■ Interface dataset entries

Start of Block

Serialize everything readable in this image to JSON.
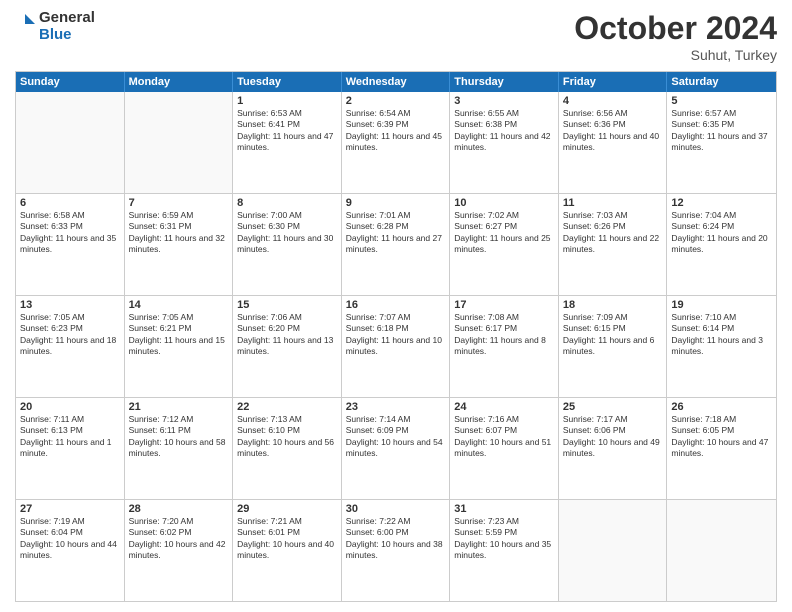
{
  "logo": {
    "line1": "General",
    "line2": "Blue"
  },
  "title": "October 2024",
  "location": "Suhut, Turkey",
  "header_days": [
    "Sunday",
    "Monday",
    "Tuesday",
    "Wednesday",
    "Thursday",
    "Friday",
    "Saturday"
  ],
  "weeks": [
    [
      {
        "day": "",
        "sunrise": "",
        "sunset": "",
        "daylight": "",
        "empty": true
      },
      {
        "day": "",
        "sunrise": "",
        "sunset": "",
        "daylight": "",
        "empty": true
      },
      {
        "day": "1",
        "sunrise": "Sunrise: 6:53 AM",
        "sunset": "Sunset: 6:41 PM",
        "daylight": "Daylight: 11 hours and 47 minutes."
      },
      {
        "day": "2",
        "sunrise": "Sunrise: 6:54 AM",
        "sunset": "Sunset: 6:39 PM",
        "daylight": "Daylight: 11 hours and 45 minutes."
      },
      {
        "day": "3",
        "sunrise": "Sunrise: 6:55 AM",
        "sunset": "Sunset: 6:38 PM",
        "daylight": "Daylight: 11 hours and 42 minutes."
      },
      {
        "day": "4",
        "sunrise": "Sunrise: 6:56 AM",
        "sunset": "Sunset: 6:36 PM",
        "daylight": "Daylight: 11 hours and 40 minutes."
      },
      {
        "day": "5",
        "sunrise": "Sunrise: 6:57 AM",
        "sunset": "Sunset: 6:35 PM",
        "daylight": "Daylight: 11 hours and 37 minutes."
      }
    ],
    [
      {
        "day": "6",
        "sunrise": "Sunrise: 6:58 AM",
        "sunset": "Sunset: 6:33 PM",
        "daylight": "Daylight: 11 hours and 35 minutes."
      },
      {
        "day": "7",
        "sunrise": "Sunrise: 6:59 AM",
        "sunset": "Sunset: 6:31 PM",
        "daylight": "Daylight: 11 hours and 32 minutes."
      },
      {
        "day": "8",
        "sunrise": "Sunrise: 7:00 AM",
        "sunset": "Sunset: 6:30 PM",
        "daylight": "Daylight: 11 hours and 30 minutes."
      },
      {
        "day": "9",
        "sunrise": "Sunrise: 7:01 AM",
        "sunset": "Sunset: 6:28 PM",
        "daylight": "Daylight: 11 hours and 27 minutes."
      },
      {
        "day": "10",
        "sunrise": "Sunrise: 7:02 AM",
        "sunset": "Sunset: 6:27 PM",
        "daylight": "Daylight: 11 hours and 25 minutes."
      },
      {
        "day": "11",
        "sunrise": "Sunrise: 7:03 AM",
        "sunset": "Sunset: 6:26 PM",
        "daylight": "Daylight: 11 hours and 22 minutes."
      },
      {
        "day": "12",
        "sunrise": "Sunrise: 7:04 AM",
        "sunset": "Sunset: 6:24 PM",
        "daylight": "Daylight: 11 hours and 20 minutes."
      }
    ],
    [
      {
        "day": "13",
        "sunrise": "Sunrise: 7:05 AM",
        "sunset": "Sunset: 6:23 PM",
        "daylight": "Daylight: 11 hours and 18 minutes."
      },
      {
        "day": "14",
        "sunrise": "Sunrise: 7:05 AM",
        "sunset": "Sunset: 6:21 PM",
        "daylight": "Daylight: 11 hours and 15 minutes."
      },
      {
        "day": "15",
        "sunrise": "Sunrise: 7:06 AM",
        "sunset": "Sunset: 6:20 PM",
        "daylight": "Daylight: 11 hours and 13 minutes."
      },
      {
        "day": "16",
        "sunrise": "Sunrise: 7:07 AM",
        "sunset": "Sunset: 6:18 PM",
        "daylight": "Daylight: 11 hours and 10 minutes."
      },
      {
        "day": "17",
        "sunrise": "Sunrise: 7:08 AM",
        "sunset": "Sunset: 6:17 PM",
        "daylight": "Daylight: 11 hours and 8 minutes."
      },
      {
        "day": "18",
        "sunrise": "Sunrise: 7:09 AM",
        "sunset": "Sunset: 6:15 PM",
        "daylight": "Daylight: 11 hours and 6 minutes."
      },
      {
        "day": "19",
        "sunrise": "Sunrise: 7:10 AM",
        "sunset": "Sunset: 6:14 PM",
        "daylight": "Daylight: 11 hours and 3 minutes."
      }
    ],
    [
      {
        "day": "20",
        "sunrise": "Sunrise: 7:11 AM",
        "sunset": "Sunset: 6:13 PM",
        "daylight": "Daylight: 11 hours and 1 minute."
      },
      {
        "day": "21",
        "sunrise": "Sunrise: 7:12 AM",
        "sunset": "Sunset: 6:11 PM",
        "daylight": "Daylight: 10 hours and 58 minutes."
      },
      {
        "day": "22",
        "sunrise": "Sunrise: 7:13 AM",
        "sunset": "Sunset: 6:10 PM",
        "daylight": "Daylight: 10 hours and 56 minutes."
      },
      {
        "day": "23",
        "sunrise": "Sunrise: 7:14 AM",
        "sunset": "Sunset: 6:09 PM",
        "daylight": "Daylight: 10 hours and 54 minutes."
      },
      {
        "day": "24",
        "sunrise": "Sunrise: 7:16 AM",
        "sunset": "Sunset: 6:07 PM",
        "daylight": "Daylight: 10 hours and 51 minutes."
      },
      {
        "day": "25",
        "sunrise": "Sunrise: 7:17 AM",
        "sunset": "Sunset: 6:06 PM",
        "daylight": "Daylight: 10 hours and 49 minutes."
      },
      {
        "day": "26",
        "sunrise": "Sunrise: 7:18 AM",
        "sunset": "Sunset: 6:05 PM",
        "daylight": "Daylight: 10 hours and 47 minutes."
      }
    ],
    [
      {
        "day": "27",
        "sunrise": "Sunrise: 7:19 AM",
        "sunset": "Sunset: 6:04 PM",
        "daylight": "Daylight: 10 hours and 44 minutes."
      },
      {
        "day": "28",
        "sunrise": "Sunrise: 7:20 AM",
        "sunset": "Sunset: 6:02 PM",
        "daylight": "Daylight: 10 hours and 42 minutes."
      },
      {
        "day": "29",
        "sunrise": "Sunrise: 7:21 AM",
        "sunset": "Sunset: 6:01 PM",
        "daylight": "Daylight: 10 hours and 40 minutes."
      },
      {
        "day": "30",
        "sunrise": "Sunrise: 7:22 AM",
        "sunset": "Sunset: 6:00 PM",
        "daylight": "Daylight: 10 hours and 38 minutes."
      },
      {
        "day": "31",
        "sunrise": "Sunrise: 7:23 AM",
        "sunset": "Sunset: 5:59 PM",
        "daylight": "Daylight: 10 hours and 35 minutes."
      },
      {
        "day": "",
        "sunrise": "",
        "sunset": "",
        "daylight": "",
        "empty": true
      },
      {
        "day": "",
        "sunrise": "",
        "sunset": "",
        "daylight": "",
        "empty": true
      }
    ]
  ]
}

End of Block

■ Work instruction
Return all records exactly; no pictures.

■ Output for this exercise
Serialize everything readable in this image to JSON.
{
  "logo": {
    "line1": "General",
    "line2": "Blue"
  },
  "title": "October 2024",
  "location": "Suhut, Turkey",
  "header_days": [
    "Sunday",
    "Monday",
    "Tuesday",
    "Wednesday",
    "Thursday",
    "Friday",
    "Saturday"
  ],
  "weeks": [
    [
      {
        "day": "",
        "sunrise": "",
        "sunset": "",
        "daylight": "",
        "empty": true
      },
      {
        "day": "",
        "sunrise": "",
        "sunset": "",
        "daylight": "",
        "empty": true
      },
      {
        "day": "1",
        "sunrise": "Sunrise: 6:53 AM",
        "sunset": "Sunset: 6:41 PM",
        "daylight": "Daylight: 11 hours and 47 minutes."
      },
      {
        "day": "2",
        "sunrise": "Sunrise: 6:54 AM",
        "sunset": "Sunset: 6:39 PM",
        "daylight": "Daylight: 11 hours and 45 minutes."
      },
      {
        "day": "3",
        "sunrise": "Sunrise: 6:55 AM",
        "sunset": "Sunset: 6:38 PM",
        "daylight": "Daylight: 11 hours and 42 minutes."
      },
      {
        "day": "4",
        "sunrise": "Sunrise: 6:56 AM",
        "sunset": "Sunset: 6:36 PM",
        "daylight": "Daylight: 11 hours and 40 minutes."
      },
      {
        "day": "5",
        "sunrise": "Sunrise: 6:57 AM",
        "sunset": "Sunset: 6:35 PM",
        "daylight": "Daylight: 11 hours and 37 minutes."
      }
    ],
    [
      {
        "day": "6",
        "sunrise": "Sunrise: 6:58 AM",
        "sunset": "Sunset: 6:33 PM",
        "daylight": "Daylight: 11 hours and 35 minutes."
      },
      {
        "day": "7",
        "sunrise": "Sunrise: 6:59 AM",
        "sunset": "Sunset: 6:31 PM",
        "daylight": "Daylight: 11 hours and 32 minutes."
      },
      {
        "day": "8",
        "sunrise": "Sunrise: 7:00 AM",
        "sunset": "Sunset: 6:30 PM",
        "daylight": "Daylight: 11 hours and 30 minutes."
      },
      {
        "day": "9",
        "sunrise": "Sunrise: 7:01 AM",
        "sunset": "Sunset: 6:28 PM",
        "daylight": "Daylight: 11 hours and 27 minutes."
      },
      {
        "day": "10",
        "sunrise": "Sunrise: 7:02 AM",
        "sunset": "Sunset: 6:27 PM",
        "daylight": "Daylight: 11 hours and 25 minutes."
      },
      {
        "day": "11",
        "sunrise": "Sunrise: 7:03 AM",
        "sunset": "Sunset: 6:26 PM",
        "daylight": "Daylight: 11 hours and 22 minutes."
      },
      {
        "day": "12",
        "sunrise": "Sunrise: 7:04 AM",
        "sunset": "Sunset: 6:24 PM",
        "daylight": "Daylight: 11 hours and 20 minutes."
      }
    ],
    [
      {
        "day": "13",
        "sunrise": "Sunrise: 7:05 AM",
        "sunset": "Sunset: 6:23 PM",
        "daylight": "Daylight: 11 hours and 18 minutes."
      },
      {
        "day": "14",
        "sunrise": "Sunrise: 7:05 AM",
        "sunset": "Sunset: 6:21 PM",
        "daylight": "Daylight: 11 hours and 15 minutes."
      },
      {
        "day": "15",
        "sunrise": "Sunrise: 7:06 AM",
        "sunset": "Sunset: 6:20 PM",
        "daylight": "Daylight: 11 hours and 13 minutes."
      },
      {
        "day": "16",
        "sunrise": "Sunrise: 7:07 AM",
        "sunset": "Sunset: 6:18 PM",
        "daylight": "Daylight: 11 hours and 10 minutes."
      },
      {
        "day": "17",
        "sunrise": "Sunrise: 7:08 AM",
        "sunset": "Sunset: 6:17 PM",
        "daylight": "Daylight: 11 hours and 8 minutes."
      },
      {
        "day": "18",
        "sunrise": "Sunrise: 7:09 AM",
        "sunset": "Sunset: 6:15 PM",
        "daylight": "Daylight: 11 hours and 6 minutes."
      },
      {
        "day": "19",
        "sunrise": "Sunrise: 7:10 AM",
        "sunset": "Sunset: 6:14 PM",
        "daylight": "Daylight: 11 hours and 3 minutes."
      }
    ],
    [
      {
        "day": "20",
        "sunrise": "Sunrise: 7:11 AM",
        "sunset": "Sunset: 6:13 PM",
        "daylight": "Daylight: 11 hours and 1 minute."
      },
      {
        "day": "21",
        "sunrise": "Sunrise: 7:12 AM",
        "sunset": "Sunset: 6:11 PM",
        "daylight": "Daylight: 10 hours and 58 minutes."
      },
      {
        "day": "22",
        "sunrise": "Sunrise: 7:13 AM",
        "sunset": "Sunset: 6:10 PM",
        "daylight": "Daylight: 10 hours and 56 minutes."
      },
      {
        "day": "23",
        "sunrise": "Sunrise: 7:14 AM",
        "sunset": "Sunset: 6:09 PM",
        "daylight": "Daylight: 10 hours and 54 minutes."
      },
      {
        "day": "24",
        "sunrise": "Sunrise: 7:16 AM",
        "sunset": "Sunset: 6:07 PM",
        "daylight": "Daylight: 10 hours and 51 minutes."
      },
      {
        "day": "25",
        "sunrise": "Sunrise: 7:17 AM",
        "sunset": "Sunset: 6:06 PM",
        "daylight": "Daylight: 10 hours and 49 minutes."
      },
      {
        "day": "26",
        "sunrise": "Sunrise: 7:18 AM",
        "sunset": "Sunset: 6:05 PM",
        "daylight": "Daylight: 10 hours and 47 minutes."
      }
    ],
    [
      {
        "day": "27",
        "sunrise": "Sunrise: 7:19 AM",
        "sunset": "Sunset: 6:04 PM",
        "daylight": "Daylight: 10 hours and 44 minutes."
      },
      {
        "day": "28",
        "sunrise": "Sunrise: 7:20 AM",
        "sunset": "Sunset: 6:02 PM",
        "daylight": "Daylight: 10 hours and 42 minutes."
      },
      {
        "day": "29",
        "sunrise": "Sunrise: 7:21 AM",
        "sunset": "Sunset: 6:01 PM",
        "daylight": "Daylight: 10 hours and 40 minutes."
      },
      {
        "day": "30",
        "sunrise": "Sunrise: 7:22 AM",
        "sunset": "Sunset: 6:00 PM",
        "daylight": "Daylight: 10 hours and 38 minutes."
      },
      {
        "day": "31",
        "sunrise": "Sunrise: 7:23 AM",
        "sunset": "Sunset: 5:59 PM",
        "daylight": "Daylight: 10 hours and 35 minutes."
      },
      {
        "day": "",
        "sunrise": "",
        "sunset": "",
        "daylight": "",
        "empty": true
      },
      {
        "day": "",
        "sunrise": "",
        "sunset": "",
        "daylight": "",
        "empty": true
      }
    ]
  ]
}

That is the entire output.